134a n New Refrigerant to replace CFC-12. n Tetrafluoroethane (R-134a) n Is a hydroflourocarbon (HFC) n Does not contain chlorine. n Molecules are 11 times smaller so must use barrier type refrigerant hoses. page 78
R-22 for LEAK TESTING n R-12 = 50psi n R-22 = 100psi n Do NOT mix refrigerants n R-22 is NOT a replacement for R-12 n Small amounts of R-22 used in leak testing can be vented to atmosphere. page 82
HANDLING REFRIGERANTS n All refrigerants must be properly stored, handled, and used. n Do NOT expose containers to flame. n Burning refrigerant creates poisonous gas. n Pound cans can NOT be identified by color. n Do NOT mix refrigerants. page 82

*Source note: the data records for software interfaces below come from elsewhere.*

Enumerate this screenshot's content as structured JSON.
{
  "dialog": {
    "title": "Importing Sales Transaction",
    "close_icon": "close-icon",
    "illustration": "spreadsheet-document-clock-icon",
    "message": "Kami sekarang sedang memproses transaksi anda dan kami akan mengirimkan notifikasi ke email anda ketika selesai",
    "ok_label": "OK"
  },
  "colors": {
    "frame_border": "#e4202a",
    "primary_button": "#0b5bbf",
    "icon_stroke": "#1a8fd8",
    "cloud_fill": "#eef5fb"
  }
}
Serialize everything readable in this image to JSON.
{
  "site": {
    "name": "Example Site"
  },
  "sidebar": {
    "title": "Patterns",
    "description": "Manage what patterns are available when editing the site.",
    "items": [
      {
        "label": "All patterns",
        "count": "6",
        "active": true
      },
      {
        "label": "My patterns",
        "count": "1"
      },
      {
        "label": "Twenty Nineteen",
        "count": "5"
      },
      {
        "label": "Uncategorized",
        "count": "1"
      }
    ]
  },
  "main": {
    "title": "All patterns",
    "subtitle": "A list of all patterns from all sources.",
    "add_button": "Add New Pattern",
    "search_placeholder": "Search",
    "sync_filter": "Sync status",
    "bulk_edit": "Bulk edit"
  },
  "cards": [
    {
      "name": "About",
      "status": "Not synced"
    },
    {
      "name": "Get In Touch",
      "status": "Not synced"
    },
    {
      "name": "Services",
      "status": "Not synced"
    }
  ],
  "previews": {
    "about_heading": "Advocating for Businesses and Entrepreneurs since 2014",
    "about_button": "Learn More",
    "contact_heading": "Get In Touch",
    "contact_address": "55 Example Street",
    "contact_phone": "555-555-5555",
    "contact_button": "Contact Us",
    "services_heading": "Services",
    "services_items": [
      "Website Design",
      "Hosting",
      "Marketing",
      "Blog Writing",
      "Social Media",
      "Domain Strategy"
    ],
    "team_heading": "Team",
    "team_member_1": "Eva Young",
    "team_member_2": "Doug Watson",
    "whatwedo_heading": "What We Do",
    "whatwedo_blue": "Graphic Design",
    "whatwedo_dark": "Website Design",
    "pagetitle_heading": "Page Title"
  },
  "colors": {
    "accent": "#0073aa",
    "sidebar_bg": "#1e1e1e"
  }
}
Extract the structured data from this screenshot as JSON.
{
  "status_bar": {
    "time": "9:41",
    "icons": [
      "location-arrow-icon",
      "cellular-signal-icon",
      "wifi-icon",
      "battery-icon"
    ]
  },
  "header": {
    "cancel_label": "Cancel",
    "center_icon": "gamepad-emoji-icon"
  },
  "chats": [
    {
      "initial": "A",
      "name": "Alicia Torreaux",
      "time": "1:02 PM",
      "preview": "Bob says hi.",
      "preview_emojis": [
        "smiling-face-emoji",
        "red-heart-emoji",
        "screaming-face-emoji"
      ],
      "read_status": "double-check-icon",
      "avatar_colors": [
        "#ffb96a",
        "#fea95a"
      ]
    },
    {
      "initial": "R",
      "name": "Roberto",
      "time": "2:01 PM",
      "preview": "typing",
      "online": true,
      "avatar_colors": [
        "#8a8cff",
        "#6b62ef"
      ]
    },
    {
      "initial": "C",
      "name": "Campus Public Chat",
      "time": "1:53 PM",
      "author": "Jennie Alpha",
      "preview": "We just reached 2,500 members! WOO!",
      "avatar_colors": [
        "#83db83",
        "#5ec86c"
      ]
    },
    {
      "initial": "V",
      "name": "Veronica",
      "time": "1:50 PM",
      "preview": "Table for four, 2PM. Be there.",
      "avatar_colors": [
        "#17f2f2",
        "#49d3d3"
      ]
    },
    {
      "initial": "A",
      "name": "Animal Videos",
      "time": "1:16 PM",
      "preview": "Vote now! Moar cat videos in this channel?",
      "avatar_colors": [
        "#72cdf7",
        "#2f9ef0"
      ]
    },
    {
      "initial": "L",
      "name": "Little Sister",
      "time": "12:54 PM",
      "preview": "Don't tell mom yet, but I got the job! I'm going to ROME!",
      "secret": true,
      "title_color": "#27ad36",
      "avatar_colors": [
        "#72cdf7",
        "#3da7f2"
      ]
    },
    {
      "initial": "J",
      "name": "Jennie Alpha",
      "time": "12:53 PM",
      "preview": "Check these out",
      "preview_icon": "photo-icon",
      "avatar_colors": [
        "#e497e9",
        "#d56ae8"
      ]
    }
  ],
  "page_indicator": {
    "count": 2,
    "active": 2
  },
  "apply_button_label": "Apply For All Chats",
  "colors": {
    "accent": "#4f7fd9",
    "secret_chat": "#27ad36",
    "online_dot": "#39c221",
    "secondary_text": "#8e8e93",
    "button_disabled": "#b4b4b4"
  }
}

n Wear safety glasses or goggles at all times. n Do NOT vent freon in a confined space. n Avoid breathing these or any other fumes. n HFC-134a is combustible. n Do NOT pressure test A/C system with shop air. SAFETY PRECAUTIONS page 84
OTHER REFRIGERANTS n Use R-12 in R-12 systems. n Use R-134a in R134a systems. n R134a is the only legal replacement for R-12 after proper retrofit procedures. page 86
REFRIGERATION OIL n R-12 uses mineral oil. n R134a uses PAG oil. n Ester Oil can be used in conversions. n Small Quantities of Mineral oil can be mixed with Ester oil. n Mineral oil and PAG oil are not mixable. page 86
SERVICING TIPS n A/C oil level should be checked each time the system is drained. n Keep the cap on oil container. n Refrigerant oil is hygroscopic. n Moisture is damaging to A/C system.
PREVENTIVE MAINTENANCE n Inspect electrical system for A/C n Inspect Blower motor for abnormal noises, leaves in ducts, etc.. n Check Voltages n Check Compressor Clutch operation n Check Belts and A/C Hoses n A/C Function Check page 88